There has been a lot of talk about the situation Caleb Williams steps into with the Bears, but McCarthy's situation (whenever he takes over as QB1) with the Vikings is comparable. It starts with Justin Jefferson, who became the highest paid non-quarterback in NFL history when he signed a four-year, $140 million deal in June. Jefferson has averaged 98.3 yards per game in his career, which is 12.2 more than any receiver in NFL history. He has a good running partner, too. Receiver Jordan Addison, a 2023 first-round pick, made a big splash right away with 911 yards and 10 touchdowns. Tight end T.J. Hockenson tore his ACL on a controversial hit by Lions safety Kerby Joseph in Week 15. That was late in the season, and as a result Hockenson might not be ready for Week 1. He could start the season on the PUP list and miss the first six weeks. But if he returns healthy, he is one of the NFL's best tight ends. The running game should be better with Aaron Jones, who had a strong finish to last season with the Packers and signed with Minnesota in the offseason. Minnesota's offensive line has improved and is now considered above average. Whether most of the starts go to McCarthy or Sam Darnold this season, either quarterback will have talent around him.
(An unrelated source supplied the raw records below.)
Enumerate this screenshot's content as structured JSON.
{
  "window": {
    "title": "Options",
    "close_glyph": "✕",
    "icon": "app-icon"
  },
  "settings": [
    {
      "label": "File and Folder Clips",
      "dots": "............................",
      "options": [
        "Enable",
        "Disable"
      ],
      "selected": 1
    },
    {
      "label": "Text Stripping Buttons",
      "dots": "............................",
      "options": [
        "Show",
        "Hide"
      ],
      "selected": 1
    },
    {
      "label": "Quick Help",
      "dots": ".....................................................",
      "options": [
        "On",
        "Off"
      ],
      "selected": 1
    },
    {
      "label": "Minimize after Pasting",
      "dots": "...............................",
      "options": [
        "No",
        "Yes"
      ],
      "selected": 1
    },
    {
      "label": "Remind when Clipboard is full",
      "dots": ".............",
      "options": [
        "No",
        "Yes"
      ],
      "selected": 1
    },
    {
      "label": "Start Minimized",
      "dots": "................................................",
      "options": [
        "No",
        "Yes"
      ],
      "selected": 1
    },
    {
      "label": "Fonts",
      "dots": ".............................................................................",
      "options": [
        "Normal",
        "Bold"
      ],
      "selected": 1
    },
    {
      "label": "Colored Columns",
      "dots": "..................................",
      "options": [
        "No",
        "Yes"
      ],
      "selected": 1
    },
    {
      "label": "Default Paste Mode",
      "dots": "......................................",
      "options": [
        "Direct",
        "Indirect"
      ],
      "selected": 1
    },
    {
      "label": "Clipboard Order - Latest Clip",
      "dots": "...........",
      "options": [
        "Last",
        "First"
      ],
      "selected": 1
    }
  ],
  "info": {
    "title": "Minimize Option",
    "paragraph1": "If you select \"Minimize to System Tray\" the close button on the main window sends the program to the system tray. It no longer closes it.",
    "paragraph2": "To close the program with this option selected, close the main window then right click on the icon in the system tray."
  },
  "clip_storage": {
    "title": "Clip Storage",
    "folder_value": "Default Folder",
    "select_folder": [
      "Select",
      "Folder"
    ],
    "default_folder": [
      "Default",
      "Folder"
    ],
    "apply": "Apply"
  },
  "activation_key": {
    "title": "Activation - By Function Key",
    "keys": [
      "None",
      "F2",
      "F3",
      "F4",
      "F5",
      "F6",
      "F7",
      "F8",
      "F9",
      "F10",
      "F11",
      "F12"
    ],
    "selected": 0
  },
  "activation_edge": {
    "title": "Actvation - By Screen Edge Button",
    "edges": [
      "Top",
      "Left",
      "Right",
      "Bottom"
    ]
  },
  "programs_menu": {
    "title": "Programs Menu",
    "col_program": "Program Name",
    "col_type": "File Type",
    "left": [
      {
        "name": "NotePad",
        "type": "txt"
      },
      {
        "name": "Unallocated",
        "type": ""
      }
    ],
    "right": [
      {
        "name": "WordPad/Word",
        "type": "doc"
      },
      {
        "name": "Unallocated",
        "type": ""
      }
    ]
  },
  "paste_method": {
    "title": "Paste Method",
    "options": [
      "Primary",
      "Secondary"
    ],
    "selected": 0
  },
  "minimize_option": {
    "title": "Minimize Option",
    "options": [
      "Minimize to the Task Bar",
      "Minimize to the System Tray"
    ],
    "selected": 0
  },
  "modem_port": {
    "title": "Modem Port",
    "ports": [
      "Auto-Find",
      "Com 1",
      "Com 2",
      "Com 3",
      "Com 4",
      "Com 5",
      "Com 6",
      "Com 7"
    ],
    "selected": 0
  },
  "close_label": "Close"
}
At a time when offseason narratives were set, the Vikings got buried and dismissed. The Lions were coming off an NFC championship game appearance. The Packers got hot late last season with Jordan Love. The Bears added players in anticipation of Caleb Williams' arrival. And in March, the Vikings lost Kirk Cousins without an immediate succession plan. But the Vikings did find a quarterback solution with J.J. McCarthy. We'll have to see if McCarthy can play well right away, but plenty of NFL evaluators liked him and he is coming off a great final college season. The Vikings have a good coach, a defense that made a big leap with a new coordinator last season and a good group of offensive players that can support a rookie quarterback. The Vikings were very lucky in their 2022 playoff season, but unlucky last season with eight losses in one-score games and a big injury to Kirk Cousins. If the luck is neutral this season and McCarthy or Sam Darnold play well in a good situation, the Vikings could be a big surprise to those who wrote them off when Cousins left.

There are many reasons to like J.J. McCarthy, but he was the QB5 in this draft class for a reason. In 2011, the Vikings reached on Christian Ponder with the 12th overall pick because they needed a quarterback and that's who was available when they picked. Maybe we'll look back on the Vikings drafting McCarthy in a similar light. It's also possible the blitz-heavy Vikings' defense regresses a bit, injury concerns for players like Aaron Jones and T.J. Hockenson become an issue and Minnesota does finish in last place, which has been the expectation all offseason.

The Vikings could be much better than their ranking. It's hard to put too many rookie expectations on the fifth quarterback off the board in any NFL Draft class, or for Sam Darnold to suddenly be good. But J.J. McCarthy is set up well for success and he should start by the end of September, if not by Week 1 no matter what narrative the Vikings are pushing. Perhaps the overall talent of the NFC North does keep the Vikings in last place, but that says more about the state of the division. The Vikings could end up being one of the best last-place teams in the NFL, or maybe not in last place at all. Keep an eye on this interesting Vikings team early in the season.